Tuesday, December 07, 2004

An armed society is a rude society

There is a distinction between politeness and formality.

An armed society may well be a formal society, especially when dealing with the use of weapons, or it may not. The Old West seems to have been rather less formal in real life than in the formula Westerns - two of the losing side at the OK Corral were unarmed. Likewise, Sir Thomas Malory may have come from a formal society, although one somewhat unravelling under the stress of the Wars of the Roses (consider the rape charges), but did he portray one? Longstreet's Georgia Sketches are also informative, both of the existence - and the limits - of formality.

It will, however, be a rude society. When rudeness may be dangerous, men will be rude to show their courage. A skilled duellist was often rude to demonstrate he could afford to be - as Lord Cardigan was.

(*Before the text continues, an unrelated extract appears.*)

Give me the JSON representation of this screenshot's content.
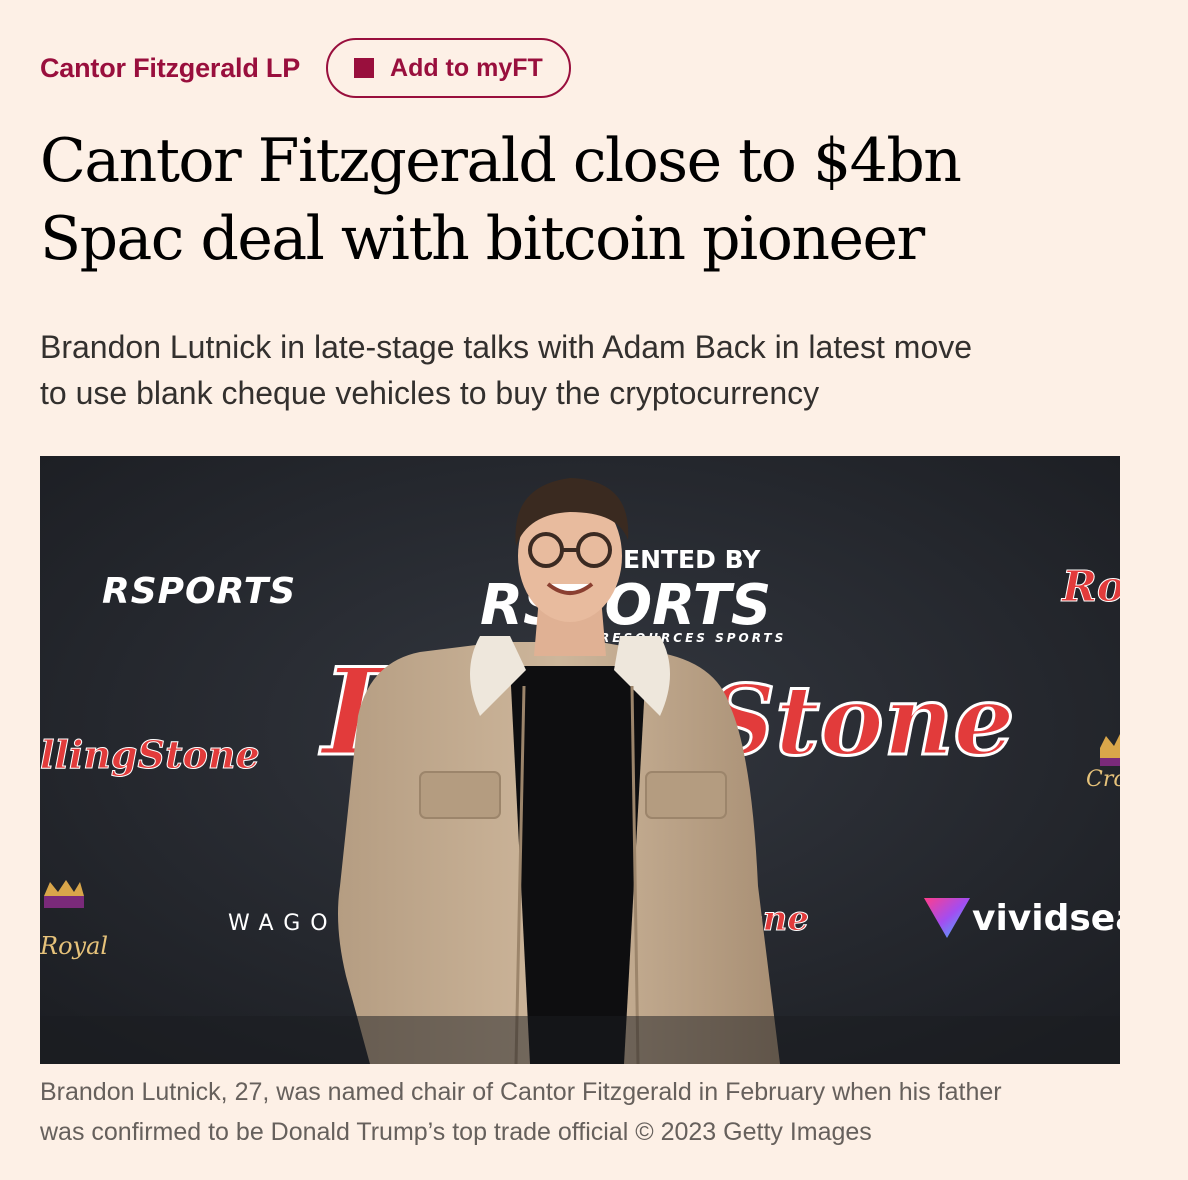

Similarly, Alexander Hamilton frequently pressed on a duel to show himself manly, and win political concessions; it was a shock when Burr challenged him.

That's why lesser swaggerers were rude; behaving like Lord Sharpshot was a cheap way to claim the prestige of Lord S.'s skill and virility - such as that was.

The most scurrilious period in our history was the 1790's, when a set of dueling pistols was a household accessory; second place I would accord to Brann the Iconoclast, who wrote at Waco in the 1880's; third to the antebellum seditionists who cheered the ruffian Preston Brooks - armed societies all.

This is not my conjecture: Thucydides said of Athens, as Thackeray of England and Twain of our South, that they did not acquire civilization until men had ceased to go armed. Those who prefer to learn the hard way may visit the slums of Miami, or New York.

So much would be true even of a hypothetical armed and equal society, like the cads* of Beyond This Horizon. In a society which is armed and unequal, like the ones we have actually known, there was in addition the systematic rudeness required to enforce the pecking order: "I don't need to be polite to *you*; out of my way."

[*Yes, cads: Gentlemen, after an affront in a crowded restaurant, do not draw projectile weapons and blaze away upon the spot. The real Code Duello provided means to settle (by correspondence and the good offices of friends) whether there is a real affront, whether it can be resolved amicably, and (if those fail) how it can fairly be settled by more direct means.

At the least, gentlemen would go outside. Even if one trusts one's own aim will not hit a bystander, there is no ground for such confidence in one's opponent - especially if he is wounded while firing.]

[I do not contend that the Code Duello was a high moral standard, or that it worked out fairly, or that it was always kept to. I simply contend that Heinlein, who adorns his page with the phrase, was writing in ignorance.]